Managing Corporate Social Responsibility in a Downturn

By the SMU Social Media Team

From investing in green technology and providing potable water to poor communities, to enforcing workforce diversity and volunteering to deliver food to the underprivileged, Corporate Social Responsibility (CSR) comes in many shapes and forms.

It’s a buzzword for most organisations that are looking to make a positive impact on society while projecting a responsible brand image. However, when a corporation’s own financial sustainability is on the rocks, should CSR be the first to go during budget cuts?

Associate Professor of Finance at SMU’s Lee Kong Chian School of Business, Liang Hao, doesn’t think so.


Augmenting a company’s social capital

Liang How, Associate Professor of Finance at the SMU Lee Kong Chian School of Business

Liang Hao, Associate Professor of Finance at the SMU Lee Kong Chian School of Business

Assoc Prof Liang, whose research interests include CSR, law and finance, explains that “doing well to do good”, or investing in CSR, can enhance a company’s value and hedge itself against economic downturns.

He explains that engaging in CSR activities can augment a company’s social capital, which earns the trust of key stakeholders—such as consumers, investors and employees—and gives them a reason to stay loyal and support the company through good times and bad.

People also tend to view losses by socially responsible firms as less harmful during bad times, he adds.


Executing CSR initiatives on a budget

Another reason to continue CSR initiatives during a downturn is that CSR investments are usually considered a luxury that only companies with high standards of product quality can afford—a perception that can help to drive business.

“In fact, good product quality itself is a CSR, especially for companies in manufacturing, and the food and beverage sectors,” says Assoc Prof Liang.

While it’s not uncommon for organisations to place CSR initiatives on the back-burners as their bottom lines dwindle, that doesn’t have to be the case as CSR programmes run the gamut, and, more importantly, not all require huge budgets.

Assoc Prof Liang explains: “CSR engagement should not add financial burden when the company is struggling to survive. Some—such as investment in green technology—require significant capital expenditures, whereas others—such as striking board and workforce diversity—do not. Given the financial consideration, companies can adopt “cheaper” and intangible CSR that do not require significant capital expenditure, during an economic downturn.”


Enhancing cost efficiency through technological and management innovation

Another approach of adopting CSR during a downturn would be to enhance cost efficiency through technological and management innovation.

“Researchers have found a strong correlation between CSR, innovation and cost efficiency. For example, companies that develop technology which reduces energy consumption will both cut costs for itself or the larger business community and be seen to be more environmentally friendly,” he says.


Ingraining CSR in business plans

For companies that are keen to develop a CSR strategy that is sustainable during a slowdown, Assoc Prof Liang opines that it’s crucial for CSR to be ingrained in the company’s business plans.

“A well-crafted CSR strategy involves maintaining good relationships with key stakeholders so that they will stay loyal to the company in both bullish times and bear times.
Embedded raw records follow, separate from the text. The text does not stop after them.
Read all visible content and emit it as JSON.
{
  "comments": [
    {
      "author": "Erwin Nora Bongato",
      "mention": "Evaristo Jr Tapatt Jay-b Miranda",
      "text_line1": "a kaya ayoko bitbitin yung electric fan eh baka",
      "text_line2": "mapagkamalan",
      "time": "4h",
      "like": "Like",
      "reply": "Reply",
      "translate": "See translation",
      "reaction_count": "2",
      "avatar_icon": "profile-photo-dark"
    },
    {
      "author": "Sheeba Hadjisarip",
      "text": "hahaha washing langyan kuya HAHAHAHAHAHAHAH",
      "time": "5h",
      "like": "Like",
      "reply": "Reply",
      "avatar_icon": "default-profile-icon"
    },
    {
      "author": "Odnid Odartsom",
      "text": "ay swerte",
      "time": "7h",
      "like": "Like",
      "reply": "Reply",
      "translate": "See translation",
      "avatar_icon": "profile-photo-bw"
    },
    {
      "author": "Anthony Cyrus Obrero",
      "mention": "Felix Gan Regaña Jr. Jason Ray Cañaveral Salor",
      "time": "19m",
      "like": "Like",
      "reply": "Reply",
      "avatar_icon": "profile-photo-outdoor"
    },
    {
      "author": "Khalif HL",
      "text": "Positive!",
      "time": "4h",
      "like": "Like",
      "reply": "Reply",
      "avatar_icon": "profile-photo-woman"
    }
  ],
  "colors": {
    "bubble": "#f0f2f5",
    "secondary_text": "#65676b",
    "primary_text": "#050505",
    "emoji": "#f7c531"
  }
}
This means that the CSR strategy should be integrated into the company’s strategy and daily operations from the early days,” he says.

He elaborates, “It is not only an investment but also a risk management tool. In fact, there has been a trend of integrated reporting—combining Environment, Social and Governance reports with annual financial reports—in corporate reporting practices across the world. Such a practice is an important way for decision makers to think about CSR in a more systematic way and connect it to the main business activity.”